Meanwhile, BP's Doug Suttles told reporters late yesterday that his company is working on three solutions concurrently in hopes of stopping the oil from leaking through the bent drill pipe on the seafloor:
- Four ROVs are making numerous attempts to activate the blowout preventer valves to pinch the pipe closed.
- BP is moving two drilling rigs into position to drill relief wells. As Suttles explained yesterday, the new wells would have to be drilled to a depth of 18,000 feet--the same distance as the initial well--to prevent the oil from escaping. This very complex operation could take weeks or months to accomplish.
- BP is in the process of fabricating a dome that could be placed over the leaking well to collect the oil, send it to the surface and process it safely without further environmental impact. BP reports that this device could be deployed within the next two-to-four weeks.
Meanwhile, an estimated 1,000 barrels of oil continues to enter the water every day.

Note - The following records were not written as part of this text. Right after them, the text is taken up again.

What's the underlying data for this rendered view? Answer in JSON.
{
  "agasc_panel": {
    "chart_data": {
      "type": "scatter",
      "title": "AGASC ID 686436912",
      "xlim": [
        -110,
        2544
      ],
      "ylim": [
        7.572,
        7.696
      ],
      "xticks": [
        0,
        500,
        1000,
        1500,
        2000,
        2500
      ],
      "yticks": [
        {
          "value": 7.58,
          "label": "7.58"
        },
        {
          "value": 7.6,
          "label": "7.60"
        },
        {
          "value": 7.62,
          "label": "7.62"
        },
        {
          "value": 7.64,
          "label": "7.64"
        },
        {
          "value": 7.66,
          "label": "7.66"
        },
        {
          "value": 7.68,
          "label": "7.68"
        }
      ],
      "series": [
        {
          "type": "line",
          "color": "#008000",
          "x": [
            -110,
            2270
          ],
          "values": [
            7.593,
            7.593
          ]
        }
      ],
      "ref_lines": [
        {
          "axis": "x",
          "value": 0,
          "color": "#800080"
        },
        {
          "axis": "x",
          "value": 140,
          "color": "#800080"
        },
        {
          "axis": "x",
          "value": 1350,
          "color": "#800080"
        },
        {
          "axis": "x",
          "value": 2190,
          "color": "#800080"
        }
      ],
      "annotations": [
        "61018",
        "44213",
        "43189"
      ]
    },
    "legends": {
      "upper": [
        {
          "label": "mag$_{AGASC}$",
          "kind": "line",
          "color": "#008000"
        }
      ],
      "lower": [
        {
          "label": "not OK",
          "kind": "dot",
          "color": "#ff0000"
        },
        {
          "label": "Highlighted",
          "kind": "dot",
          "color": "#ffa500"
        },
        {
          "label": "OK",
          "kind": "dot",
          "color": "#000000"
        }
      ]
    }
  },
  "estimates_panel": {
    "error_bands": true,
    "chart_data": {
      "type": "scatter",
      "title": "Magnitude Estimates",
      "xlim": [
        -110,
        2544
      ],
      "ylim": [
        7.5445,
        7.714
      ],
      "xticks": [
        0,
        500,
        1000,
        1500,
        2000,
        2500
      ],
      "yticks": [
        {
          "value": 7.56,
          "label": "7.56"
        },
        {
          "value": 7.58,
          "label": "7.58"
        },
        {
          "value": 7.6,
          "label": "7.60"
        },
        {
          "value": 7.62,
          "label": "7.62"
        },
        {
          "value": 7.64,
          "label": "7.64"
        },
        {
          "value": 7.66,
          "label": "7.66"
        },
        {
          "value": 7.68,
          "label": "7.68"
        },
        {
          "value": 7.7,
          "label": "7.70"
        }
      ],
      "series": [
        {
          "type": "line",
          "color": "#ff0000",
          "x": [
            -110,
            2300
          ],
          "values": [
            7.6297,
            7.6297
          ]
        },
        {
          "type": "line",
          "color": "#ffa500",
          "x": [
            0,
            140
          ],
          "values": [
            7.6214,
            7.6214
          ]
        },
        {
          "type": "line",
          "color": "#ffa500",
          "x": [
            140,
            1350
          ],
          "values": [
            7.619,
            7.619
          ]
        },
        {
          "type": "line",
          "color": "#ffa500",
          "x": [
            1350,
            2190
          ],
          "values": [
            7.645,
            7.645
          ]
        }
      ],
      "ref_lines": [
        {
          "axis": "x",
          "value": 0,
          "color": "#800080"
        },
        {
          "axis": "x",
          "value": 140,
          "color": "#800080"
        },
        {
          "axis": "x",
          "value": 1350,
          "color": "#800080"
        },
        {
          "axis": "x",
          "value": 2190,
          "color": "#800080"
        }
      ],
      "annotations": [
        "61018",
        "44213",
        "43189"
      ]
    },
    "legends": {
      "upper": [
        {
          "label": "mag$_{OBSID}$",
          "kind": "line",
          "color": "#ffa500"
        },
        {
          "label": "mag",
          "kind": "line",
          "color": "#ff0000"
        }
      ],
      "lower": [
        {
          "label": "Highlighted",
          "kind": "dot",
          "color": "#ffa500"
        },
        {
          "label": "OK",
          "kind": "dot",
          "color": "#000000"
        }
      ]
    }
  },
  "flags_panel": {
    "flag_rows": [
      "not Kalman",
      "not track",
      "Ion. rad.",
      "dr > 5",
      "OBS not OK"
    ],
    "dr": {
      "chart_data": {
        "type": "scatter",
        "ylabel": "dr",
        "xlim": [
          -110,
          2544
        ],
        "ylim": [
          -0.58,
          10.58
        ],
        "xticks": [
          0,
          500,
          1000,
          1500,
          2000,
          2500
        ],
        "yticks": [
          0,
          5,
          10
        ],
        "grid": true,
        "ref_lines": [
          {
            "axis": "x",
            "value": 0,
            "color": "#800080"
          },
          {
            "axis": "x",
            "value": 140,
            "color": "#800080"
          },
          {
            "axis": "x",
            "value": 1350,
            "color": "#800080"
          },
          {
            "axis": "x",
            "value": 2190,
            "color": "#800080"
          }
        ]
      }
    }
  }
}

Fortunately, the prevailing winds are keeping it offshore, and the unified response effort is working to corral it. Yesterday a pod of whales--possibly sperm whales--were spotted near the vicinity of the spill, but the Coast Guard reported that they did not appear to have been affected by the spill.
Updates on the spill response are available here.
ABOUT THE AUTHOR
Jane Van Ryan was formerly senior communications manager and new media advisor at the American Petroleum Institute (API), where she wrote blog posts and produced podcasts and videos. Before coming to API, Jane managed communications for a large science and engineering corporation, and for a top-tier research and engineering university. A few years ago, you might have seen her in your living room when she delivered the news on television. Jane officially retired from API in 2011 and now freelances as an independent communications consultant when not gardening at her farm in Virginia.